Task —
Identify each line in the records below that contains the word "author", and copy it.

Component data from apps and pages
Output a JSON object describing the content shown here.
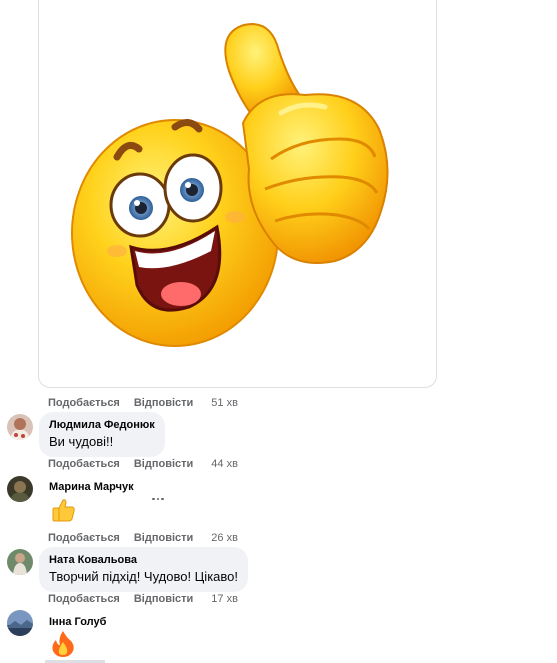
{
  "post_image": {
    "alt_icon": "thumbs-up-smiley-icon"
  },
  "actions": {
    "like": "Подобається",
    "reply": "Відповісти"
  },
  "comments": [
    {
      "author": "Людмила Федонюк",
      "text": "Ви чудові!!",
      "time": "44 хв"
    },
    {
      "author": "Марина Марчук",
      "emoji": "thumbs-up-emoji",
      "time": "26 хв"
    },
    {
      "author": "Ната Ковальова",
      "text": "Творчий підхід! Чудово! Цікаво!",
      "time": "17 хв"
    },
    {
      "author": "Інна Голуб",
      "emoji": "fire-emoji"
    }
  ],
  "image_comment_time": "51 хв",
  "colors": {
    "bubble": "#f0f2f5",
    "meta": "#65676b",
    "border": "#dcdfe4"
  }
}
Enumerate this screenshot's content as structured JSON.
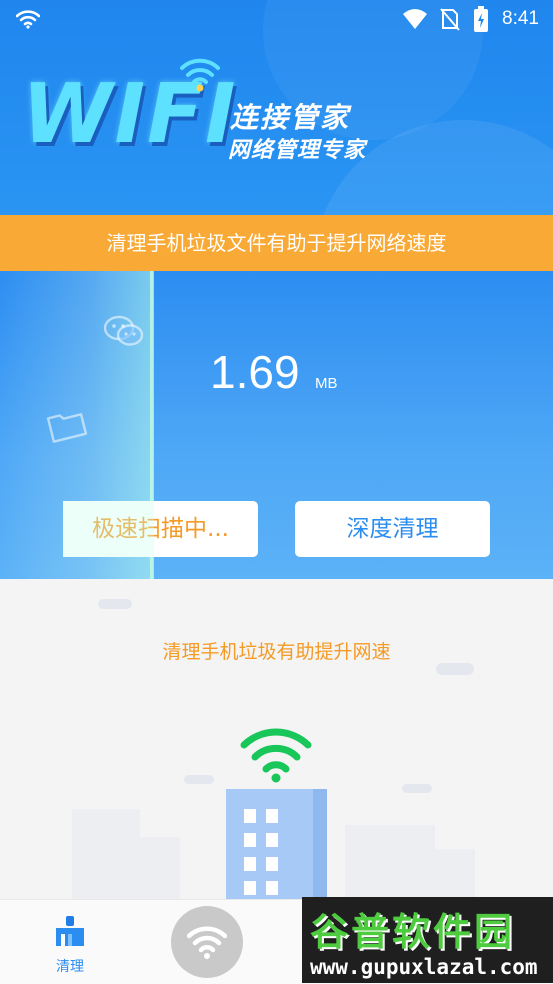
{
  "status_bar": {
    "time": "8:41"
  },
  "header": {
    "logo_wordmark": "WIFI",
    "title_line1": "连接管家",
    "title_line2": "网络管理专家"
  },
  "banner": {
    "text": "清理手机垃圾文件有助于提升网络速度"
  },
  "scan": {
    "size_value": "1.69",
    "size_unit": "MB",
    "progress_fraction": 0.28,
    "scan_button_label": "极速扫描中...",
    "deep_clean_button_label": "深度清理"
  },
  "lower": {
    "tip_text": "清理手机垃圾有助提升网速"
  },
  "tabbar": {
    "tabs": [
      {
        "label": "清理",
        "icon": "broom-icon",
        "active": true
      },
      {
        "label": "",
        "icon": "wifi-icon",
        "active": false
      }
    ]
  },
  "watermark": {
    "brand": "谷普软件园",
    "url": "www.gupuxlazal.com"
  },
  "colors": {
    "primary_blue": "#2c8df1",
    "banner_orange": "#f9a936",
    "accent_orange": "#f59a25",
    "wifi_green": "#19c65a"
  }
}
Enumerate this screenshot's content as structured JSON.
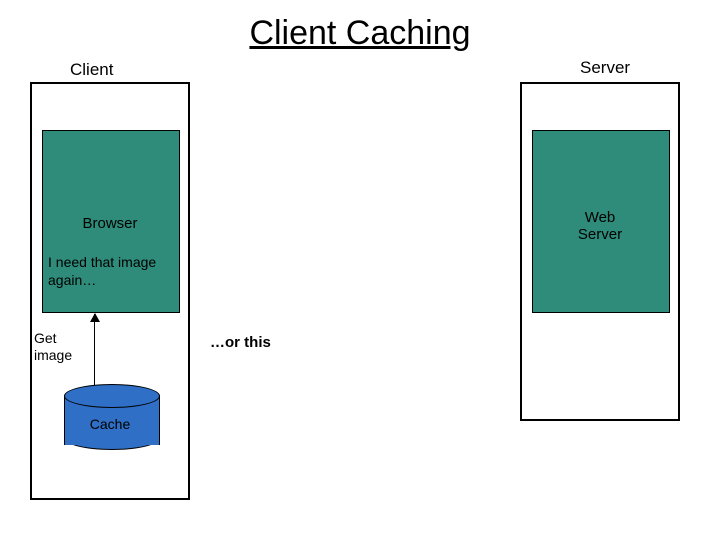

Output —
      "author": "Людмила Федонюк",
      "author": "Марина Марчук",
      "author": "Ната Ковальова",
      "author": "Інна Голуб",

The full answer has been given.